There is however good news. Very good news. The good news is that since as long as humanity has been steeped in injustice, God has promised that a perfect King would one day come to bring perfect justice.
As Christians, our response to Jesus’ gracious sacrifice and salvation must be grace-fuelled justice-seeking.
This King is Jesus Christ. He was perfectly just. In all his relationships, he did right. His love for people brought inclusion and restoration.
Even so, that doesn’t solve the problem of pervasive injustice. King Jesus’ plan to bring justice to the world is this: By bearing the suffering, shame and spiritual consequences of injustice through bearing and dying on the Cross on behalf of the whole world, he released those who are found in him from God’s demand for justice. They are then free to pursue justice in the world in response to his grace. In other words, Christians are justified in Christ to be just.
This justice is to be first established through the community of King Jesus’ followers. Because they shall be transformed inside out by his grace.

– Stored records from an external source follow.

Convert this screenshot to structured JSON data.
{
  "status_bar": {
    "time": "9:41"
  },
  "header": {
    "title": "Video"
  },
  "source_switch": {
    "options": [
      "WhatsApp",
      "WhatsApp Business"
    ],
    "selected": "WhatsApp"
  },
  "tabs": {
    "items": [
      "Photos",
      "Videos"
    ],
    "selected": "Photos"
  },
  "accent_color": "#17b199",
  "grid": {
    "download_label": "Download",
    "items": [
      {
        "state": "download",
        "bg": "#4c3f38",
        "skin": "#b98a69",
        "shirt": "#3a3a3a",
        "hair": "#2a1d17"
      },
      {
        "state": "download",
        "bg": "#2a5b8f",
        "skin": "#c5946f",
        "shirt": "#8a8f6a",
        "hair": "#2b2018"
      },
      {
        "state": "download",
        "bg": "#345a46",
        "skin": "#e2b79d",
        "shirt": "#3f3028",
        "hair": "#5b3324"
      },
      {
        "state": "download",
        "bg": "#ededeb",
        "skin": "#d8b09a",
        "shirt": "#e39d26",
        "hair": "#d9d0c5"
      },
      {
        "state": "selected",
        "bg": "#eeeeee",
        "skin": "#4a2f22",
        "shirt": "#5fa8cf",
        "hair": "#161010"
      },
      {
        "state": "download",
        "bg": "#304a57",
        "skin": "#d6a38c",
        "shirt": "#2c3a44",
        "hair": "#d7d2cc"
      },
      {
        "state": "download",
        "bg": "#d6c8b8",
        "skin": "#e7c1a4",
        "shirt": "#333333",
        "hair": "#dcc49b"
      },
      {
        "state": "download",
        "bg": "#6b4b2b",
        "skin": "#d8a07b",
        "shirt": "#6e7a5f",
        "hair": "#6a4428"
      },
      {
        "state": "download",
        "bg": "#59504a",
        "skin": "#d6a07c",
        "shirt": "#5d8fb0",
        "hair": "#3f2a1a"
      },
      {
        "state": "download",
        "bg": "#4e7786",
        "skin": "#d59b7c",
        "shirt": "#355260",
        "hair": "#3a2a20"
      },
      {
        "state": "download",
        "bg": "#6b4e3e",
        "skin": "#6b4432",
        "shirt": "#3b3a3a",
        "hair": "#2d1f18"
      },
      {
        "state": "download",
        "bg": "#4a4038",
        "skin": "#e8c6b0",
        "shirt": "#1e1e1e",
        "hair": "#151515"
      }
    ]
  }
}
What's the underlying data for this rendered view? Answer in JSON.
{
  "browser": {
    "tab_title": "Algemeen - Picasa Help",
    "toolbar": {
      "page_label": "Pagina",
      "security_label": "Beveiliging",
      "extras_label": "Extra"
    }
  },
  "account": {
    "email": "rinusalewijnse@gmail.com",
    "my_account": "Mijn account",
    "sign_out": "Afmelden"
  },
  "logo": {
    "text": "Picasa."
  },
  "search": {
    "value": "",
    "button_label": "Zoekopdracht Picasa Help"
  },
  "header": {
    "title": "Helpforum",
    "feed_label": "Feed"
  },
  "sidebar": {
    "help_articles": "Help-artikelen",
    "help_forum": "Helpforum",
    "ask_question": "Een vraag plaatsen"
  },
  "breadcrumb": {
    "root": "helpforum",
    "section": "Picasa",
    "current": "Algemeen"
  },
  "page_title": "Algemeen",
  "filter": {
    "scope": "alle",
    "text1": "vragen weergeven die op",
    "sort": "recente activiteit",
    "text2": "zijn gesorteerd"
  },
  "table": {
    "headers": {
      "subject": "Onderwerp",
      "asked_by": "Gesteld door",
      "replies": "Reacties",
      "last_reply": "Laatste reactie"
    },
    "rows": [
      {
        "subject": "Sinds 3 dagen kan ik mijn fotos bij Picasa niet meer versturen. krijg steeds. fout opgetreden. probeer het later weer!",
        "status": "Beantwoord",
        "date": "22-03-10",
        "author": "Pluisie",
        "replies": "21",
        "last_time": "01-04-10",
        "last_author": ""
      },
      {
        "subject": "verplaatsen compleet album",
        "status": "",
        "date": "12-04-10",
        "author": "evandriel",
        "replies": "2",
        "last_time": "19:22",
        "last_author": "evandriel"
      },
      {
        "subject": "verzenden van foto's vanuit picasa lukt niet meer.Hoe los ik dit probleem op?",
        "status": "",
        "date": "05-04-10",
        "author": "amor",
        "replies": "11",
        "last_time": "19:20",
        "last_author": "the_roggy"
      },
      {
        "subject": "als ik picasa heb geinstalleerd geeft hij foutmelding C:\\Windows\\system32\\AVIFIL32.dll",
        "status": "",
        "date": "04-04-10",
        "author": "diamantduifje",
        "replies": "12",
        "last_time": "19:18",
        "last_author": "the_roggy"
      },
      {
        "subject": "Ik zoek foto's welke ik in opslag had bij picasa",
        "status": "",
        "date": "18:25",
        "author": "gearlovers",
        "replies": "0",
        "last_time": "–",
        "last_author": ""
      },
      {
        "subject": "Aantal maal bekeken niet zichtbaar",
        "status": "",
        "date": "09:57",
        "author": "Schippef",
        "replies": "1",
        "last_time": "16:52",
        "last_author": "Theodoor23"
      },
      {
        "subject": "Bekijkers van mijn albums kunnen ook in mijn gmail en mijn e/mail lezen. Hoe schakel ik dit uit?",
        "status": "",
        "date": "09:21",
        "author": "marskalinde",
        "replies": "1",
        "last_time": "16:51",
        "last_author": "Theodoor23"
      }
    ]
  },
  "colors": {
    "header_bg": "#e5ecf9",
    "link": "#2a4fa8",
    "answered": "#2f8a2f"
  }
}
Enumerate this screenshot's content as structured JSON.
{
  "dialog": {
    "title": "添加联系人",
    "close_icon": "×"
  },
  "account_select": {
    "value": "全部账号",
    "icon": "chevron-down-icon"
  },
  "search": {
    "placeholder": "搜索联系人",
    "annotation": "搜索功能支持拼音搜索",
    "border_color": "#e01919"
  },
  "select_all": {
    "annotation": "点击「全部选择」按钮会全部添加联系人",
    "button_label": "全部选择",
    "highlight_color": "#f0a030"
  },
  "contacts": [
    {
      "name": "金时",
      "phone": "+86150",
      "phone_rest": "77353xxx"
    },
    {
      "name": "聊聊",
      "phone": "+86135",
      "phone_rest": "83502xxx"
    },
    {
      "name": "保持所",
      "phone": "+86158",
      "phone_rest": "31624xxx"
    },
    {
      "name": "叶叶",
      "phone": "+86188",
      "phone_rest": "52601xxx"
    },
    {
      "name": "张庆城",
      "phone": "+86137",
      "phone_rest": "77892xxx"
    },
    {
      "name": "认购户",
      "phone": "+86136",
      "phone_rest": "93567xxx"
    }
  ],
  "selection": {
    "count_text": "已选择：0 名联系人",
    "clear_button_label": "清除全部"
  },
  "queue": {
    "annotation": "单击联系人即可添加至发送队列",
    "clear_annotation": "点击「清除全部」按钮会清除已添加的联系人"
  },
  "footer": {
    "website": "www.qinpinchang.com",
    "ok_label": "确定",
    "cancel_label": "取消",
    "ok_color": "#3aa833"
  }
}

The just community is then to go out into the world to establish justice and bring others into its fold.
Cosmic justice enables social justice. As Christians, our response to Jesus’ gracious sacrifice and salvation must be grace-fuelled justice-seeking.
WHERE THE CHURCH COMES IN
Look around us. All the brokenness and suffering and oppression is not meant to be. Throughout God’s word to his people, he calls for free and full inclusive participation of every person into a community which dwells with him.
As people of his covenantal community, this is our integral mission: The proclamation and demonstration of the Gospel of King Jesus, the manifestation of the Gospel by good works and good words, that all may be saved into a community of perfect justice and peace with God.
The early Church understood and practised this. When a deathly plague settled on the land in the Roman Empire, the non-Christians threw out their own sick family members to die. The Church not only cared for their own sick members but also the non-Christian people around them. The pagan Emperor Julian was affronted and ashamed by how noble the Church was.
This spirit of justice continued in the Protestant Reformers like John Calvin who established in Geneva, institutions, policies and efforts to care for the poor and sick through hospitals and the creation of employment for poor and refugees.
In Singapore, the early missionaries in the 1800s started with humble efforts of establishing small medical dispensaries for the poor locals, schools for all including girls many of whom were abandoned by their Chinese families, and shelters for the coolies who had been trafficked and exploited. Many local beneficiaries became Christians. They are our grandparents. They are the parents of our church leaders today.
The problem of injustice today is daunting for us. But we take heart in the fact that King Jesus is already there with the victims of injustice, and He calls His servants to join Him.
“Where I am, there my servant will be also” (John 12:26). Are we servants of King Jesus? Will we follow the King of justice who calls us to justice today?